§ **Work task**: Copy every line of the entries that includes the word "image".

* * *

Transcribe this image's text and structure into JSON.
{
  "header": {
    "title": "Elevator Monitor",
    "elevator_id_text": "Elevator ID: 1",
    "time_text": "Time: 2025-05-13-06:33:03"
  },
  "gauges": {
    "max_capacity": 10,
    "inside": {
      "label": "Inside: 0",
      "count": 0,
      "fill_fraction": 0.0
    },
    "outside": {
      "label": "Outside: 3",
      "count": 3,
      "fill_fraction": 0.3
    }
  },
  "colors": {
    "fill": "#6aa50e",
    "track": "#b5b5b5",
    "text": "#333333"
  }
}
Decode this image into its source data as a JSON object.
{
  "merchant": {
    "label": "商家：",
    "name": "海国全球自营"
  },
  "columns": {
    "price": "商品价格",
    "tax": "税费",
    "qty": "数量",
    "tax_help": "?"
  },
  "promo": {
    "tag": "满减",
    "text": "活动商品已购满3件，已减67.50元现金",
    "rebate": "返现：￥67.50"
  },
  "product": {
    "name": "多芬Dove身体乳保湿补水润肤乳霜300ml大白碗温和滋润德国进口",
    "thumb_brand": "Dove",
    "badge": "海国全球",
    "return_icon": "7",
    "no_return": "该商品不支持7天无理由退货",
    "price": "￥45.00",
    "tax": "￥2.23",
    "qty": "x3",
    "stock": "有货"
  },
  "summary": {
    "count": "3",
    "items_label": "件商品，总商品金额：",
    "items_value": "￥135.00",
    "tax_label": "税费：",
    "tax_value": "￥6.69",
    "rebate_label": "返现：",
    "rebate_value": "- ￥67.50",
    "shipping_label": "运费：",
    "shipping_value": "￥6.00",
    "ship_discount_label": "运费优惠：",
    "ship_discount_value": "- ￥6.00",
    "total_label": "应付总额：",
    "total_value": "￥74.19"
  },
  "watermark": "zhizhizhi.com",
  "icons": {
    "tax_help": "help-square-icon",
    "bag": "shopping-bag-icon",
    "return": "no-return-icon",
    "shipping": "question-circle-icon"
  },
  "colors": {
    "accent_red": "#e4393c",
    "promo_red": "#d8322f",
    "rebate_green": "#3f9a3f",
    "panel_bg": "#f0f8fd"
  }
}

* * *

§ **Completed exercise**:
Transcribe this image's text and structure into JSON.
Decode this image into its source data as a JSON object.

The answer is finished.